WORK REQUIRED
Set down again each entry exactly as it reads, pictures excluded.

DATA FOR THE TASK
----------------------------------------

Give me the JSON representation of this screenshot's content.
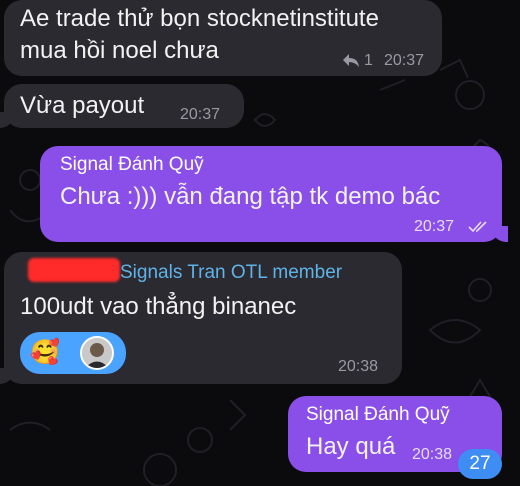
{
  "chat": {
    "messages": [
      {
        "direction": "incoming",
        "text_line1": "Ae trade thử bọn stocknetinstitute",
        "text_line2": "mua hồi noel chưa",
        "reply_count": "1",
        "time": "20:37"
      },
      {
        "direction": "incoming",
        "text": "Vừa payout",
        "time": "20:37"
      },
      {
        "direction": "outgoing",
        "sender": "Signal Đánh Quỹ",
        "text": "Chưa :))) vẫn đang tập tk demo bác",
        "time": "20:37",
        "status": "read"
      },
      {
        "direction": "incoming",
        "sender_suffix": "Signals Tran OTL member",
        "text": "100udt vao thẳng binanec",
        "reaction_emoji": "🥰",
        "time": "20:38"
      },
      {
        "direction": "outgoing",
        "sender": "Signal Đánh Quỹ",
        "text": "Hay quá",
        "time": "20:38"
      }
    ],
    "unread_count": "27",
    "icons": {
      "reply": "reply-arrow-icon",
      "read_status": "double-check-icon",
      "reaction": "smiling-face-with-hearts-icon",
      "avatar": "user-avatar"
    },
    "colors": {
      "background": "#0b0b0e",
      "incoming_bubble": "#2b2a31",
      "outgoing_bubble": "#8a4fe8",
      "sender_incoming": "#5fb3e8",
      "reaction_pill": "#4aa3ff",
      "unread_badge": "#3d8df5",
      "redaction": "#ff2a2a"
    }
  }
}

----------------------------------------

ANSWER TO THIS EXERCISE
Give me the JSON representation of this screenshot's content.
{
  "chat": {
    "messages": [
      {
        "direction": "incoming",
        "text_line1": "Ae trade thử bọn stocknetinstitute",
        "text_line2": "mua hồi noel chưa",
        "reply_count": "1",
        "time": "20:37"
      },
      {
        "direction": "incoming",
        "text": "Vừa payout",
        "time": "20:37"
      },
      {
        "direction": "outgoing",
        "sender": "Signal Đánh Quỹ",
        "text": "Chưa :))) vẫn đang tập tk demo bác",
        "time": "20:37",
        "status": "read"
      },
      {
        "direction": "incoming",
        "sender_suffix": "Signals Tran OTL member",
        "text": "100udt vao thẳng binanec",
        "reaction_emoji": "🥰",
        "time": "20:38"
      },
      {
        "direction": "outgoing",
        "sender": "Signal Đánh Quỹ",
        "text": "Hay quá",
        "time": "20:38"
      }
    ],
    "unread_count": "27",
    "icons": {
      "reply": "reply-arrow-icon",
      "read_status": "double-check-icon",
      "reaction": "smiling-face-with-hearts-icon",
      "avatar": "user-avatar"
    },
    "colors": {
      "background": "#0b0b0e",
      "incoming_bubble": "#2b2a31",
      "outgoing_bubble": "#8a4fe8",
      "sender_incoming": "#5fb3e8",
      "reaction_pill": "#4aa3ff",
      "unread_badge": "#3d8df5",
      "redaction": "#ff2a2a"
    }
  }
}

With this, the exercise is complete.